%%
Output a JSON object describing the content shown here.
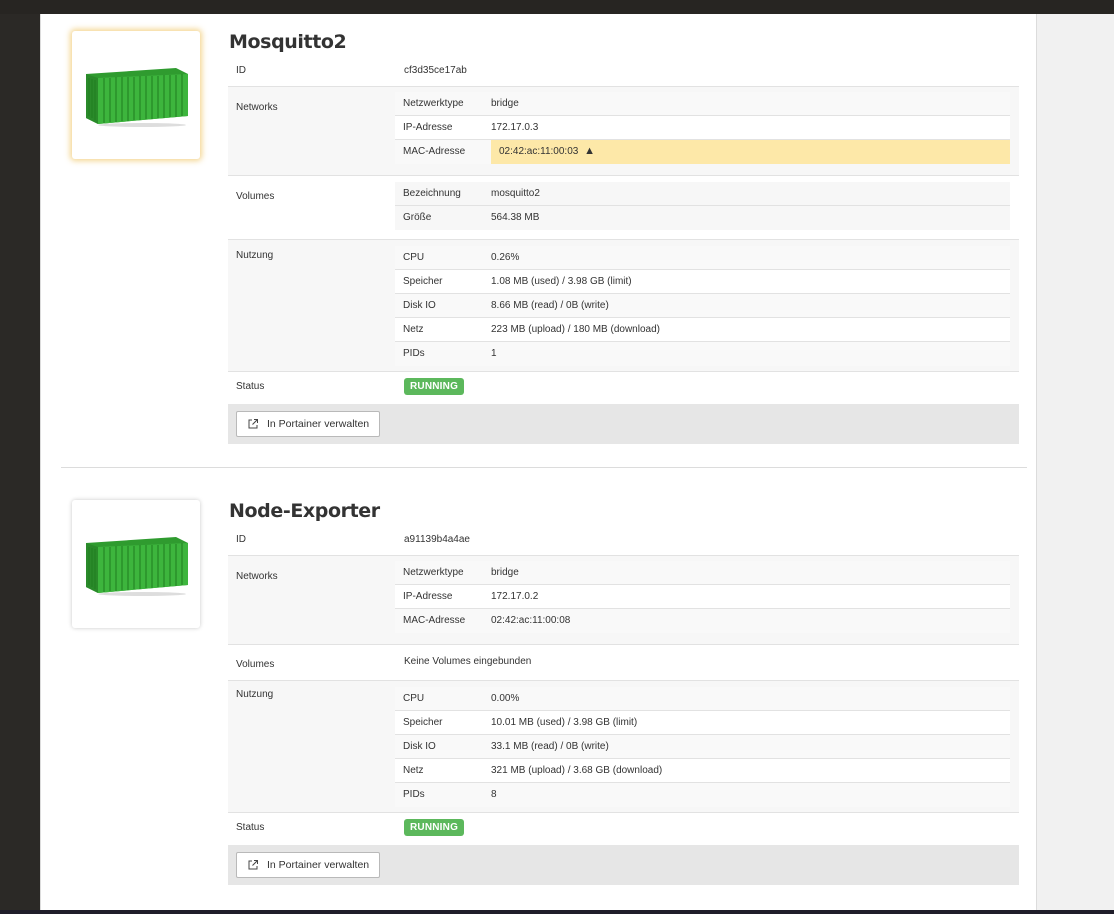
{
  "containers": [
    {
      "name": "Mosquitto2",
      "id_label": "ID",
      "id": "cf3d35ce17ab",
      "networks_label": "Networks",
      "networks": [
        {
          "key": "Netzwerktype",
          "value": "bridge"
        },
        {
          "key": "IP-Adresse",
          "value": "172.17.0.3"
        },
        {
          "key": "MAC-Adresse",
          "value": "02:42:ac:11:00:03",
          "warning": true
        }
      ],
      "volumes_label": "Volumes",
      "volumes": [
        {
          "key": "Bezeichnung",
          "value": "mosquitto2"
        },
        {
          "key": "Größe",
          "value": "564.38 MB"
        }
      ],
      "usage_label": "Nutzung",
      "usage": [
        {
          "key": "CPU",
          "value": "0.26%"
        },
        {
          "key": "Speicher",
          "value": "1.08 MB (used) / 3.98 GB (limit)"
        },
        {
          "key": "Disk IO",
          "value": "8.66 MB (read) / 0B (write)"
        },
        {
          "key": "Netz",
          "value": "223 MB (upload) / 180 MB (download)"
        },
        {
          "key": "PIDs",
          "value": "1"
        }
      ],
      "status_label": "Status",
      "status": "RUNNING",
      "action_label": "In Portainer verwalten"
    },
    {
      "name": "Node-Exporter",
      "id_label": "ID",
      "id": "a91139b4a4ae",
      "networks_label": "Networks",
      "networks": [
        {
          "key": "Netzwerktype",
          "value": "bridge"
        },
        {
          "key": "IP-Adresse",
          "value": "172.17.0.2"
        },
        {
          "key": "MAC-Adresse",
          "value": "02:42:ac:11:00:08"
        }
      ],
      "volumes_label": "Volumes",
      "volumes_empty": "Keine Volumes eingebunden",
      "usage_label": "Nutzung",
      "usage": [
        {
          "key": "CPU",
          "value": "0.00%"
        },
        {
          "key": "Speicher",
          "value": "10.01 MB (used) / 3.98 GB (limit)"
        },
        {
          "key": "Disk IO",
          "value": "33.1 MB (read) / 0B (write)"
        },
        {
          "key": "Netz",
          "value": "321 MB (upload) / 3.68 GB (download)"
        },
        {
          "key": "PIDs",
          "value": "8"
        }
      ],
      "status_label": "Status",
      "status": "RUNNING",
      "action_label": "In Portainer verwalten"
    }
  ],
  "colors": {
    "running": "#5cb85c",
    "warning_row": "#fde8a8",
    "container_green": "#3db53d"
  },
  "icons": {
    "thumbnail": "shipping-container-icon",
    "warning": "warning-triangle-icon",
    "external": "external-link-icon"
  }
}
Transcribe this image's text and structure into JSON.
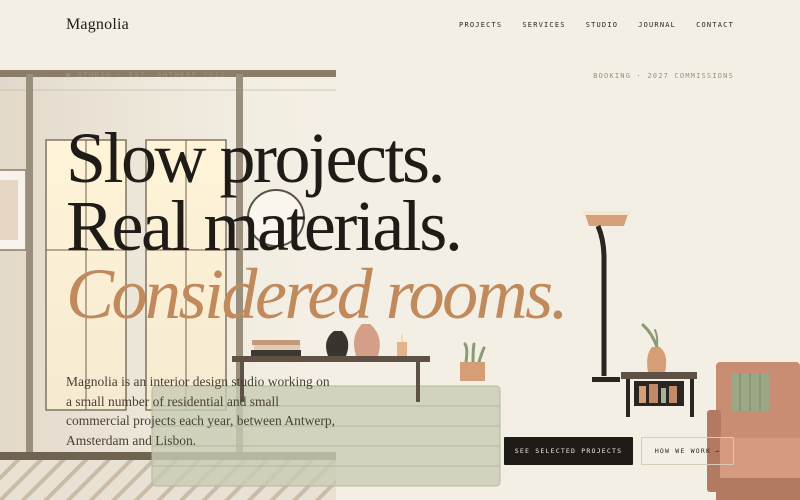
{
  "nav": {
    "brand": "Magnolia",
    "items": [
      {
        "label": "PROJECTS"
      },
      {
        "label": "SERVICES"
      },
      {
        "label": "STUDIO"
      },
      {
        "label": "JOURNAL"
      },
      {
        "label": "CONTACT"
      }
    ]
  },
  "hero": {
    "eyebrow_left": "● STUDIO · EST. ANTWERP 2012",
    "eyebrow_right": "BOOKING · 2027 COMMISSIONS",
    "headline": {
      "line1": "Slow projects.",
      "line2": "Real materials.",
      "line3": "Considered rooms."
    },
    "intro": "Magnolia is an interior design studio working on a small number of residential and small commercial projects each year, between Antwerp, Amsterdam and Lisbon.",
    "cta_primary": "SEE SELECTED PROJECTS",
    "cta_secondary": "HOW WE WORK",
    "cta_secondary_icon": "→"
  },
  "colors": {
    "background": "#f4efe4",
    "ink": "#1f1b16",
    "accent": "#c08a5c",
    "muted": "#9a8f80"
  }
}
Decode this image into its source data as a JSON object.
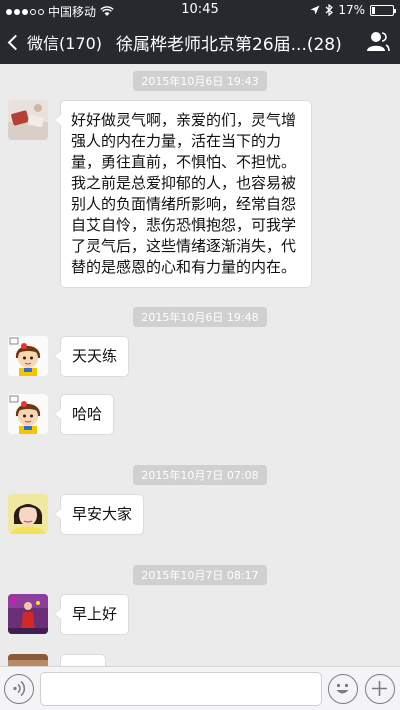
{
  "status_bar": {
    "carrier": "中国移动",
    "time": "10:45",
    "battery_text": "17%",
    "battery_level": 0.17
  },
  "nav": {
    "back_label": "微信(170)",
    "title": "徐属桦老师北京第26届...(28)"
  },
  "messages": [
    {
      "timestamp": "2015年10月6日 19:43"
    },
    {
      "text": "好好做灵气啊，亲爱的们，灵气增强人的内在力量，活在当下的力量，勇往直前，不惧怕、不担忧。我之前是总爱抑郁的人，也容易被别人的负面情绪所影响，经常自怨自艾自怜，悲伤恐惧抱怨，可我学了灵气后，这些情绪逐渐消失，代替的是感恩的心和有力量的内在。"
    },
    {
      "timestamp": "2015年10月6日 19:48"
    },
    {
      "text": "天天练"
    },
    {
      "text": "哈哈"
    },
    {
      "timestamp": "2015年10月7日 07:08"
    },
    {
      "text": "早安大家"
    },
    {
      "timestamp": "2015年10月7日 08:17"
    },
    {
      "text": "早上好"
    }
  ],
  "colors": {
    "nav_bg": "#26292e",
    "chat_bg": "#ebebeb",
    "timestamp_bg": "#d0d0d0",
    "bubble_bg": "#ffffff"
  },
  "icons": {
    "back": "chevron-left-icon",
    "group_members": "people-icon",
    "voice": "voice-icon",
    "emoji": "emoji-icon",
    "plus": "plus-icon"
  }
}
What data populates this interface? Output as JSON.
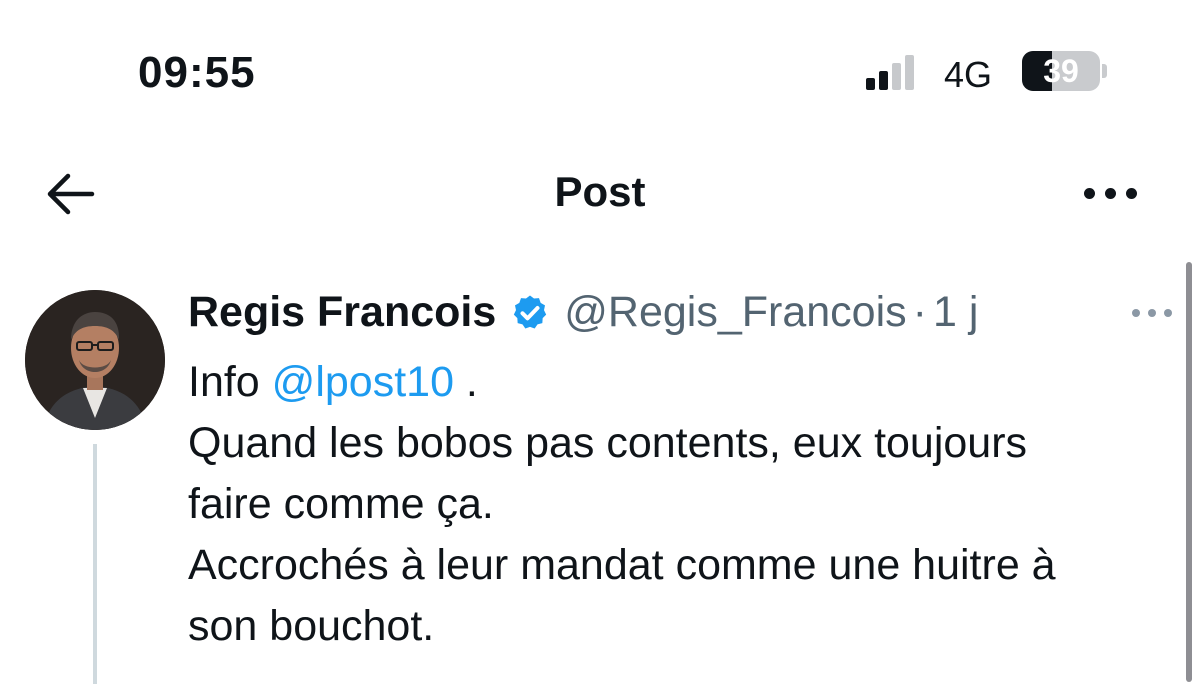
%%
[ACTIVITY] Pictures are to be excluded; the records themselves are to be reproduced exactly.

[ANSWER SECTION]
Output a JSON object describing the content shown here.
{
  "containers": [
    {
      "name": "Mosquitto2",
      "id_label": "ID",
      "id": "cf3d35ce17ab",
      "networks_label": "Networks",
      "networks": [
        {
          "key": "Netzwerktype",
          "value": "bridge"
        },
        {
          "key": "IP-Adresse",
          "value": "172.17.0.3"
        },
        {
          "key": "MAC-Adresse",
          "value": "02:42:ac:11:00:03",
          "warning": true
        }
      ],
      "volumes_label": "Volumes",
      "volumes": [
        {
          "key": "Bezeichnung",
          "value": "mosquitto2"
        },
        {
          "key": "Größe",
          "value": "564.38 MB"
        }
      ],
      "usage_label": "Nutzung",
      "usage": [
        {
          "key": "CPU",
          "value": "0.26%"
        },
        {
          "key": "Speicher",
          "value": "1.08 MB (used) / 3.98 GB (limit)"
        },
        {
          "key": "Disk IO",
          "value": "8.66 MB (read) / 0B (write)"
        },
        {
          "key": "Netz",
          "value": "223 MB (upload) / 180 MB (download)"
        },
        {
          "key": "PIDs",
          "value": "1"
        }
      ],
      "status_label": "Status",
      "status": "RUNNING",
      "action_label": "In Portainer verwalten"
    },
    {
      "name": "Node-Exporter",
      "id_label": "ID",
      "id": "a91139b4a4ae",
      "networks_label": "Networks",
      "networks": [
        {
          "key": "Netzwerktype",
          "value": "bridge"
        },
        {
          "key": "IP-Adresse",
          "value": "172.17.0.2"
        },
        {
          "key": "MAC-Adresse",
          "value": "02:42:ac:11:00:08"
        }
      ],
      "volumes_label": "Volumes",
      "volumes_empty": "Keine Volumes eingebunden",
      "usage_label": "Nutzung",
      "usage": [
        {
          "key": "CPU",
          "value": "0.00%"
        },
        {
          "key": "Speicher",
          "value": "10.01 MB (used) / 3.98 GB (limit)"
        },
        {
          "key": "Disk IO",
          "value": "33.1 MB (read) / 0B (write)"
        },
        {
          "key": "Netz",
          "value": "321 MB (upload) / 3.68 GB (download)"
        },
        {
          "key": "PIDs",
          "value": "8"
        }
      ],
      "status_label": "Status",
      "status": "RUNNING",
      "action_label": "In Portainer verwalten"
    }
  ],
  "colors": {
    "running": "#5cb85c",
    "warning_row": "#fde8a8",
    "container_green": "#3db53d"
  },
  "icons": {
    "thumbnail": "shipping-container-icon",
    "warning": "warning-triangle-icon",
    "external": "external-link-icon"
  }
}
Transcribe this image's text and structure into JSON.
{
  "nav": {
    "brand": "Magnolia",
    "items": [
      {
        "label": "PROJECTS"
      },
      {
        "label": "SERVICES"
      },
      {
        "label": "STUDIO"
      },
      {
        "label": "JOURNAL"
      },
      {
        "label": "CONTACT"
      }
    ]
  },
  "hero": {
    "eyebrow_left": "● STUDIO · EST. ANTWERP 2012",
    "eyebrow_right": "BOOKING · 2027 COMMISSIONS",
    "headline": {
      "line1": "Slow projects.",
      "line2": "Real materials.",
      "line3": "Considered rooms."
    },
    "intro": "Magnolia is an interior design studio working on a small number of residential and small commercial projects each year, between Antwerp, Amsterdam and Lisbon.",
    "cta_primary": "SEE SELECTED PROJECTS",
    "cta_secondary": "HOW WE WORK",
    "cta_secondary_icon": "→"
  },
  "colors": {
    "background": "#f4efe4",
    "ink": "#1f1b16",
    "accent": "#c08a5c",
    "muted": "#9a8f80"
  }
}
Decode this image into its source data as a JSON object.
{
  "status_bar": {
    "carrier": "中国移动",
    "time": "10:45",
    "battery_text": "17%",
    "battery_level": 0.17
  },
  "nav": {
    "back_label": "微信(170)",
    "title": "徐属桦老师北京第26届...(28)"
  },
  "messages": [
    {
      "timestamp": "2015年10月6日 19:43"
    },
    {
      "text": "好好做灵气啊，亲爱的们，灵气增强人的内在力量，活在当下的力量，勇往直前，不惧怕、不担忧。我之前是总爱抑郁的人，也容易被别人的负面情绪所影响，经常自怨自艾自怜，悲伤恐惧抱怨，可我学了灵气后，这些情绪逐渐消失，代替的是感恩的心和有力量的内在。"
    },
    {
      "timestamp": "2015年10月6日 19:48"
    },
    {
      "text": "天天练"
    },
    {
      "text": "哈哈"
    },
    {
      "timestamp": "2015年10月7日 07:08"
    },
    {
      "text": "早安大家"
    },
    {
      "timestamp": "2015年10月7日 08:17"
    },
    {
      "text": "早上好"
    }
  ],
  "colors": {
    "nav_bg": "#26292e",
    "chat_bg": "#ebebeb",
    "timestamp_bg": "#d0d0d0",
    "bubble_bg": "#ffffff"
  },
  "icons": {
    "back": "chevron-left-icon",
    "group_members": "people-icon",
    "voice": "voice-icon",
    "emoji": "emoji-icon",
    "plus": "plus-icon"
  }
}
What data populates this interface? Output as JSON.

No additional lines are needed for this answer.